→ WHAT YOU NEED TO DO
Print all the records below exactly as they stand, but leave out the pictures.

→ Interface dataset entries
════════

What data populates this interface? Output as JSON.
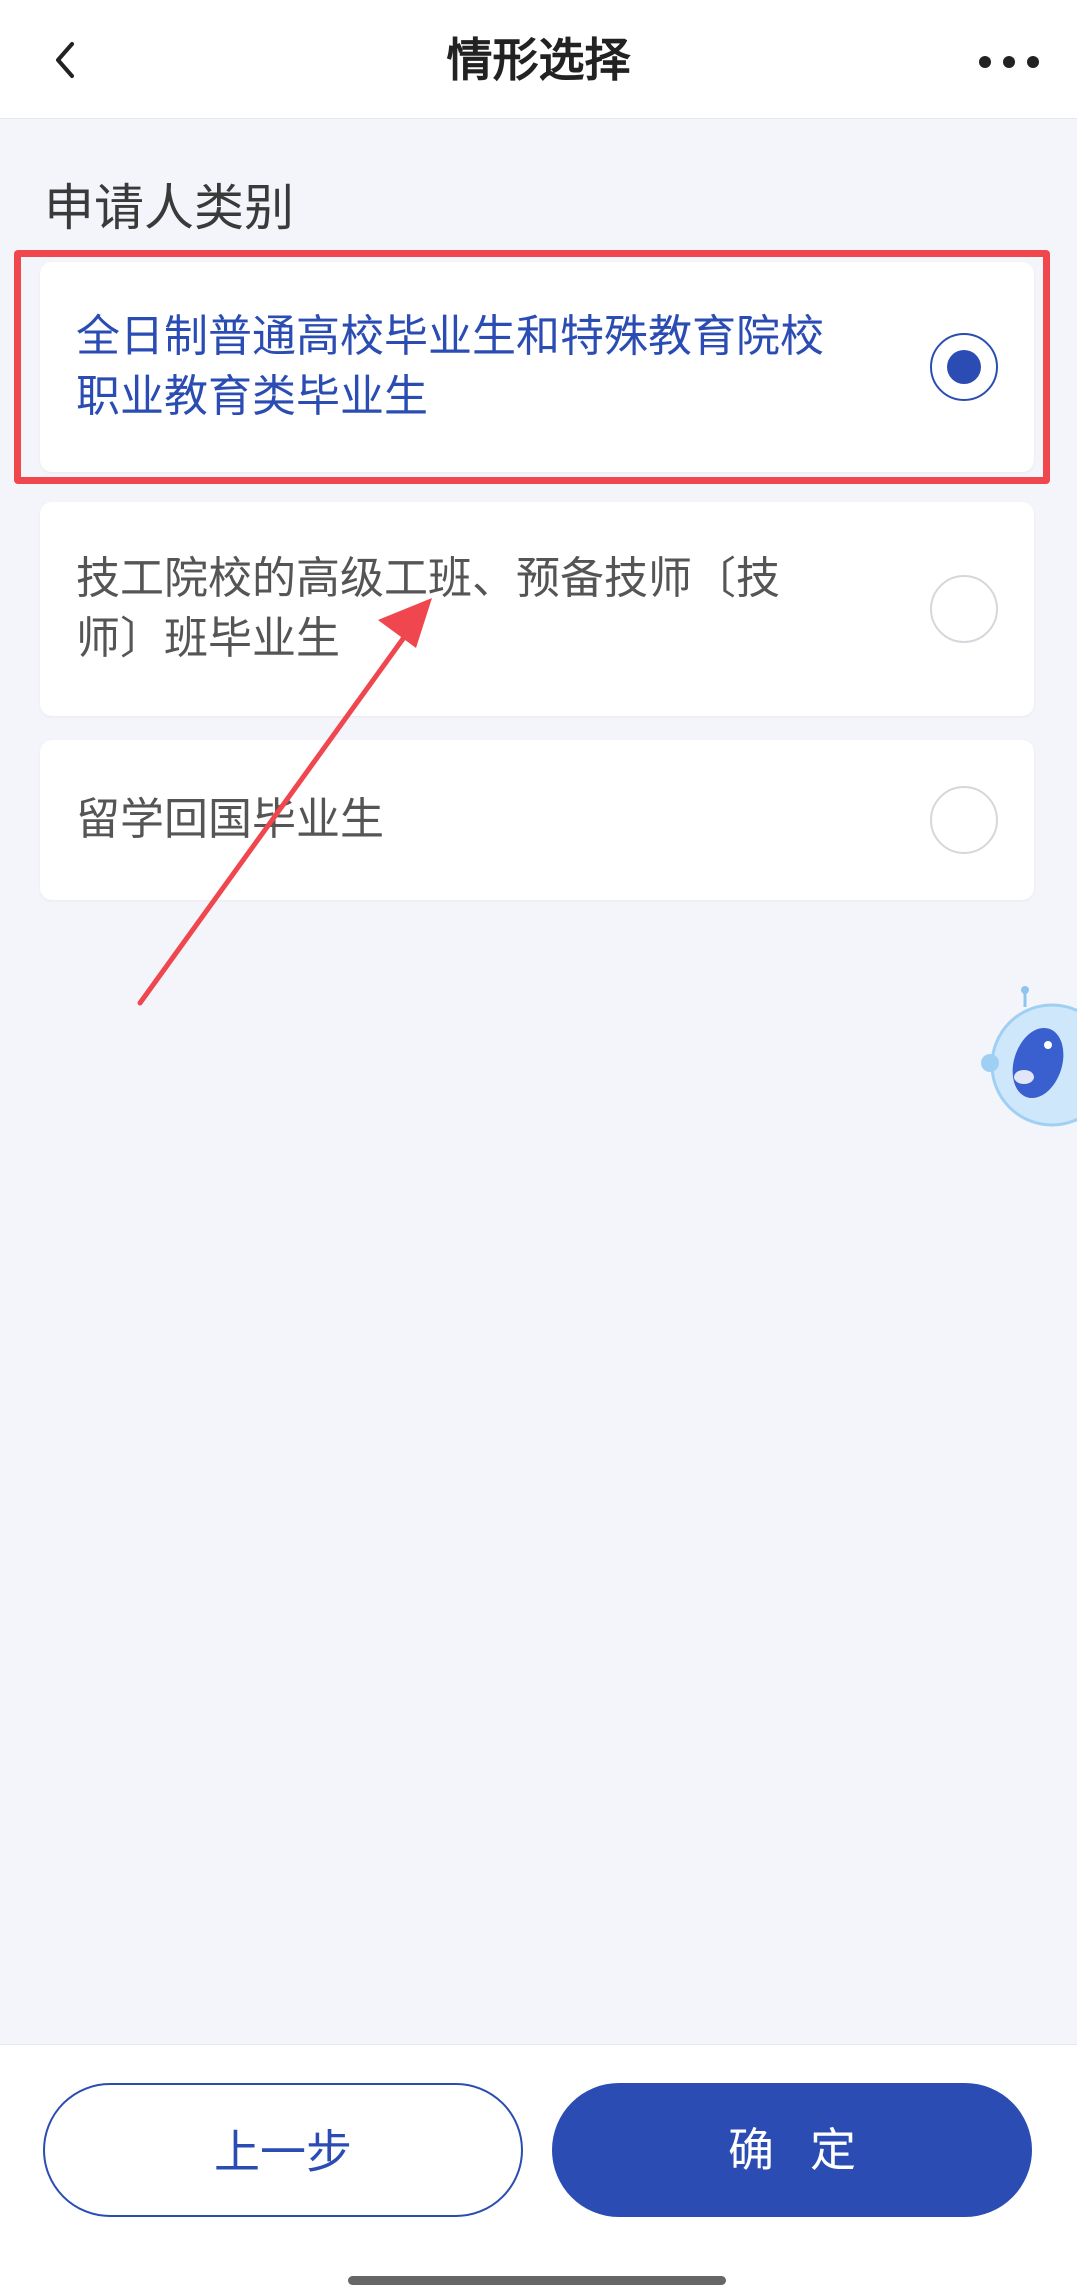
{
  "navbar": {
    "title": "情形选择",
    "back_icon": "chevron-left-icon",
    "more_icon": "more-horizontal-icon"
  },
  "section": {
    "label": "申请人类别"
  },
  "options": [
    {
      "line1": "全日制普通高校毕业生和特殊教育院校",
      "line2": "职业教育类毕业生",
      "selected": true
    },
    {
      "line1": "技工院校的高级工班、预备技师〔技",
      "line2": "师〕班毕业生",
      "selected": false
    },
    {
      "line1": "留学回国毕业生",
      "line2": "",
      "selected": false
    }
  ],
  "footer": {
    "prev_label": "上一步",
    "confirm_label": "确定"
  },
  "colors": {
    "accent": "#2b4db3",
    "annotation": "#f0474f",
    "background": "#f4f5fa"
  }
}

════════

→ REPLY TO THE TASK
What data populates this interface? Output as JSON.
{
  "navbar": {
    "title": "情形选择",
    "back_icon": "chevron-left-icon",
    "more_icon": "more-horizontal-icon"
  },
  "section": {
    "label": "申请人类别"
  },
  "options": [
    {
      "line1": "全日制普通高校毕业生和特殊教育院校",
      "line2": "职业教育类毕业生",
      "selected": true
    },
    {
      "line1": "技工院校的高级工班、预备技师〔技",
      "line2": "师〕班毕业生",
      "selected": false
    },
    {
      "line1": "留学回国毕业生",
      "line2": "",
      "selected": false
    }
  ],
  "footer": {
    "prev_label": "上一步",
    "confirm_label": "确定"
  },
  "colors": {
    "accent": "#2b4db3",
    "annotation": "#f0474f",
    "background": "#f4f5fa"
  }
}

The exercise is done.